A recent study from Arizona State University challenges the notion that young adults are 'bad borrowers'.
Adults between the ages 18-21 are less likely to have a serious credit default than older people and are lower risk borrowers, according to the study from ASU’s W.P. Carey School of Business.
Andra Ghent, an assistant professor at the business school, along with researchers from the Federal Reserve Bank of Richmond looked at data gathered after the passing of the Credit Card Accountability and Responsibility and Disclosure Act of 2009.
This act makes it illegal to issue a credit card to a person under the age of 21, unless that person has a cosigner or can prove that they have the means to repay the debt resulting from a credit loan.
Ghent said she wanted to know if the law has been effective in restricting credit to young adults and learn about the people who get credit cards.
“The conclusion is yes, the Credit Card Act was successful in restricting credit to people under the age of 21," she said. "And second, people under the age of 21, we just didn’t see them getting into a lot of financial problems, certainly less financial problems than the rest of the population.”

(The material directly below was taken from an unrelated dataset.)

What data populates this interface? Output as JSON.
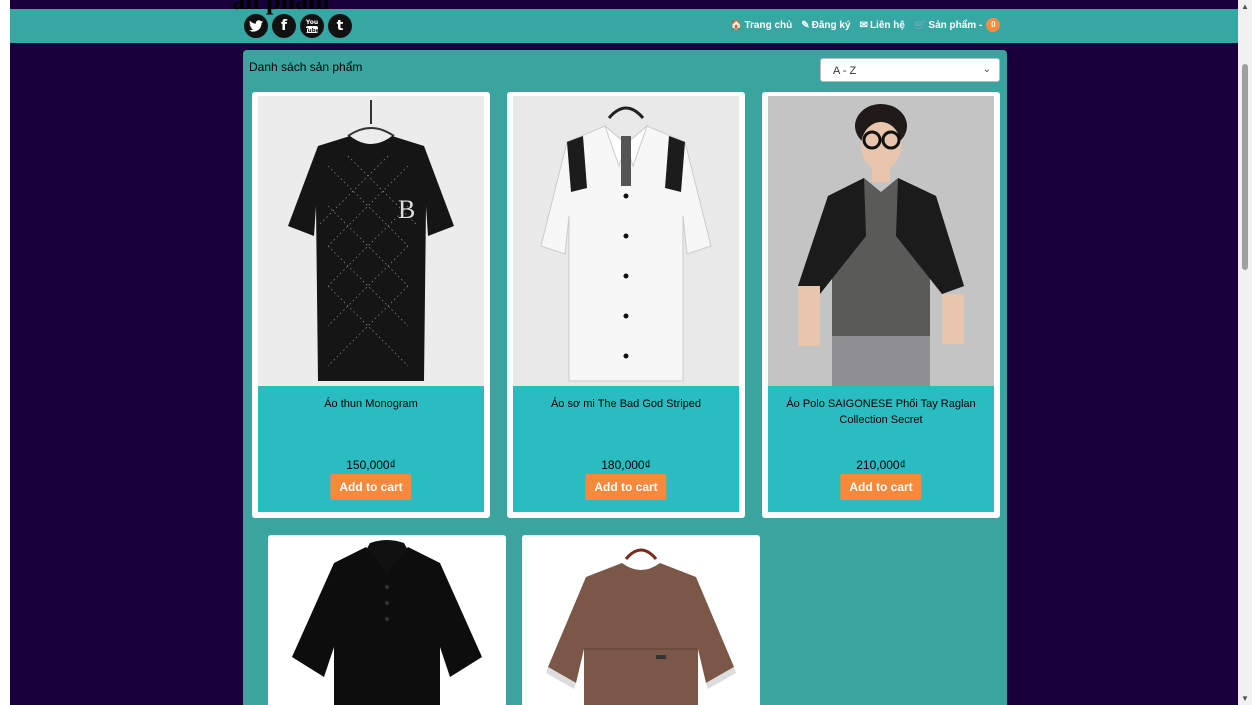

Ghent said she thinks the people who are getting credit cards at a young age tend to be more financially literate than the general population.
Read the study here